» PROBLEM
Read the entries that follow and give each one again precisely.

### RECORDS TO USE

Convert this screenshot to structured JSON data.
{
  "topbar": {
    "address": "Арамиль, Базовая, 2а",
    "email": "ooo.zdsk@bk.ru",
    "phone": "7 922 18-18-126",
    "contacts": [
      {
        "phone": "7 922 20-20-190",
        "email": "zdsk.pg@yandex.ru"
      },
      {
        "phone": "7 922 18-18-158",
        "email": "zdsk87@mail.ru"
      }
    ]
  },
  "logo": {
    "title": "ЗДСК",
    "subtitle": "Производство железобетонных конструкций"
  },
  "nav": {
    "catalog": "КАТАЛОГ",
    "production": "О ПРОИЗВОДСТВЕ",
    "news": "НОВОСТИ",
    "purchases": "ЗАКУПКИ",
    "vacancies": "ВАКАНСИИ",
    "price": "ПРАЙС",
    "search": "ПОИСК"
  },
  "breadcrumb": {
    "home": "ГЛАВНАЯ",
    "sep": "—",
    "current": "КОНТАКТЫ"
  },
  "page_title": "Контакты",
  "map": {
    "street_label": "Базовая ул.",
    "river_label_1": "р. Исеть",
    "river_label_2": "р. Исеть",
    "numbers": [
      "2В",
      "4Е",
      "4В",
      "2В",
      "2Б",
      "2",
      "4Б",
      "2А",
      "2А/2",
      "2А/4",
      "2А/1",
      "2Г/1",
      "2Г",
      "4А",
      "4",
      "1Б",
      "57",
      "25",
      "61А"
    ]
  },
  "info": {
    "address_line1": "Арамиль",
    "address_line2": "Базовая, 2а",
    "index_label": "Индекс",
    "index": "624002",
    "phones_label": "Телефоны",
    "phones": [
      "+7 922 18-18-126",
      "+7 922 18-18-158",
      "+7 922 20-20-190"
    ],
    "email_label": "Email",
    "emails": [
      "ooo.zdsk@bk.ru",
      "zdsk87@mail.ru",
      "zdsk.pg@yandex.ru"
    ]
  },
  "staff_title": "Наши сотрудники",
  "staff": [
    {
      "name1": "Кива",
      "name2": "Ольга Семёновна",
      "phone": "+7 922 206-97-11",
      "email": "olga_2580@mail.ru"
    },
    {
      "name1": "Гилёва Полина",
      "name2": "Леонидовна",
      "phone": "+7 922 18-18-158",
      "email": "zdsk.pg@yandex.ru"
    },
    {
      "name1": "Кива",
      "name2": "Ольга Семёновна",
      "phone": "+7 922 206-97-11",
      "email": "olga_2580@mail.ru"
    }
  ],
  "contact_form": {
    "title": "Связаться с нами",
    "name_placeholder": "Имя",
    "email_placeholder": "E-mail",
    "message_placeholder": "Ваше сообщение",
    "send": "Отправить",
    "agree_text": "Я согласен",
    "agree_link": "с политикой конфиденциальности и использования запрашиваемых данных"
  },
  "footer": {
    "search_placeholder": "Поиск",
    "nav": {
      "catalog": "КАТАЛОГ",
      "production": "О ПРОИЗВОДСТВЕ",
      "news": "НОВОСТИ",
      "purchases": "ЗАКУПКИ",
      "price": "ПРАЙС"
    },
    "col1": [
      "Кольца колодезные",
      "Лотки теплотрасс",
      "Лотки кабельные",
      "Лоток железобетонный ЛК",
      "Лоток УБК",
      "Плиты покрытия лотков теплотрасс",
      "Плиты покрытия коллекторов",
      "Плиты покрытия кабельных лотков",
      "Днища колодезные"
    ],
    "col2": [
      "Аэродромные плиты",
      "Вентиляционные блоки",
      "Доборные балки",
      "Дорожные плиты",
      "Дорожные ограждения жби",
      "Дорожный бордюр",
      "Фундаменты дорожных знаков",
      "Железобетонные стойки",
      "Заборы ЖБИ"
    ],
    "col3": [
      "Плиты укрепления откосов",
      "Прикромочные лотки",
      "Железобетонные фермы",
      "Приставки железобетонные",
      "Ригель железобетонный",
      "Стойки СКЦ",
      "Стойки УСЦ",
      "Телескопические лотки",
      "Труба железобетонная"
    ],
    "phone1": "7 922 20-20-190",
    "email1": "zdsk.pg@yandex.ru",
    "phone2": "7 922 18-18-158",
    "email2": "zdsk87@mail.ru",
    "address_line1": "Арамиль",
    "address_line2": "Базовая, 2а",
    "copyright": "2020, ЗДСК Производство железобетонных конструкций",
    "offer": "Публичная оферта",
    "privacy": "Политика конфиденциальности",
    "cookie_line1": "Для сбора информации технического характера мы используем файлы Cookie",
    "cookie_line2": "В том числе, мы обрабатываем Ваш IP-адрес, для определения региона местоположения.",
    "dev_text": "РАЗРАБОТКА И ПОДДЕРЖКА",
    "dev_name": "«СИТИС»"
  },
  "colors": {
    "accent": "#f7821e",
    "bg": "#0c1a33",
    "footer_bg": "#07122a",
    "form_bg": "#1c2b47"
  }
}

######

» RESULT FOR THIS TASK
Convert this screenshot to structured JSON data.
{
  "topbar": {
    "address": "Арамиль, Базовая, 2а",
    "email": "ooo.zdsk@bk.ru",
    "phone": "7 922 18-18-126",
    "contacts": [
      {
        "phone": "7 922 20-20-190",
        "email": "zdsk.pg@yandex.ru"
      },
      {
        "phone": "7 922 18-18-158",
        "email": "zdsk87@mail.ru"
      }
    ]
  },
  "logo": {
    "title": "ЗДСК",
    "subtitle": "Производство железобетонных конструкций"
  },
  "nav": {
    "catalog": "КАТАЛОГ",
    "production": "О ПРОИЗВОДСТВЕ",
    "news": "НОВОСТИ",
    "purchases": "ЗАКУПКИ",
    "vacancies": "ВАКАНСИИ",
    "price": "ПРАЙС",
    "search": "ПОИСК"
  },
  "breadcrumb": {
    "home": "ГЛАВНАЯ",
    "sep": "—",
    "current": "КОНТАКТЫ"
  },
  "page_title": "Контакты",
  "map": {
    "street_label": "Базовая ул.",
    "river_label_1": "р. Исеть",
    "river_label_2": "р. Исеть",
    "numbers": [
      "2В",
      "4Е",
      "4В",
      "2В",
      "2Б",
      "2",
      "4Б",
      "2А",
      "2А/2",
      "2А/4",
      "2А/1",
      "2Г/1",
      "2Г",
      "4А",
      "4",
      "1Б",
      "57",
      "25",
      "61А"
    ]
  },
  "info": {
    "address_line1": "Арамиль",
    "address_line2": "Базовая, 2а",
    "index_label": "Индекс",
    "index": "624002",
    "phones_label": "Телефоны",
    "phones": [
      "+7 922 18-18-126",
      "+7 922 18-18-158",
      "+7 922 20-20-190"
    ],
    "email_label": "Email",
    "emails": [
      "ooo.zdsk@bk.ru",
      "zdsk87@mail.ru",
      "zdsk.pg@yandex.ru"
    ]
  },
  "staff_title": "Наши сотрудники",
  "staff": [
    {
      "name1": "Кива",
      "name2": "Ольга Семёновна",
      "phone": "+7 922 206-97-11",
      "email": "olga_2580@mail.ru"
    },
    {
      "name1": "Гилёва Полина",
      "name2": "Леонидовна",
      "phone": "+7 922 18-18-158",
      "email": "zdsk.pg@yandex.ru"
    },
    {
      "name1": "Кива",
      "name2": "Ольга Семёновна",
      "phone": "+7 922 206-97-11",
      "email": "olga_2580@mail.ru"
    }
  ],
  "contact_form": {
    "title": "Связаться с нами",
    "name_placeholder": "Имя",
    "email_placeholder": "E-mail",
    "message_placeholder": "Ваше сообщение",
    "send": "Отправить",
    "agree_text": "Я согласен",
    "agree_link": "с политикой конфиденциальности и использования запрашиваемых данных"
  },
  "footer": {
    "search_placeholder": "Поиск",
    "nav": {
      "catalog": "КАТАЛОГ",
      "production": "О ПРОИЗВОДСТВЕ",
      "news": "НОВОСТИ",
      "purchases": "ЗАКУПКИ",
      "price": "ПРАЙС"
    },
    "col1": [
      "Кольца колодезные",
      "Лотки теплотрасс",
      "Лотки кабельные",
      "Лоток железобетонный ЛК",
      "Лоток УБК",
      "Плиты покрытия лотков теплотрасс",
      "Плиты покрытия коллекторов",
      "Плиты покрытия кабельных лотков",
      "Днища колодезные"
    ],
    "col2": [
      "Аэродромные плиты",
      "Вентиляционные блоки",
      "Доборные балки",
      "Дорожные плиты",
      "Дорожные ограждения жби",
      "Дорожный бордюр",
      "Фундаменты дорожных знаков",
      "Железобетонные стойки",
      "Заборы ЖБИ"
    ],
    "col3": [
      "Плиты укрепления откосов",
      "Прикромочные лотки",
      "Железобетонные фермы",
      "Приставки железобетонные",
      "Ригель железобетонный",
      "Стойки СКЦ",
      "Стойки УСЦ",
      "Телескопические лотки",
      "Труба железобетонная"
    ],
    "phone1": "7 922 20-20-190",
    "email1": "zdsk.pg@yandex.ru",
    "phone2": "7 922 18-18-158",
    "email2": "zdsk87@mail.ru",
    "address_line1": "Арамиль",
    "address_line2": "Базовая, 2а",
    "copyright": "2020, ЗДСК Производство железобетонных конструкций",
    "offer": "Публичная оферта",
    "privacy": "Политика конфиденциальности",
    "cookie_line1": "Для сбора информации технического характера мы используем файлы Cookie",
    "cookie_line2": "В том числе, мы обрабатываем Ваш IP-адрес, для определения региона местоположения.",
    "dev_text": "РАЗРАБОТКА И ПОДДЕРЖКА",
    "dev_name": "«СИТИС»"
  },
  "colors": {
    "accent": "#f7821e",
    "bg": "#0c1a33",
    "footer_bg": "#07122a",
    "form_bg": "#1c2b47"
  }
}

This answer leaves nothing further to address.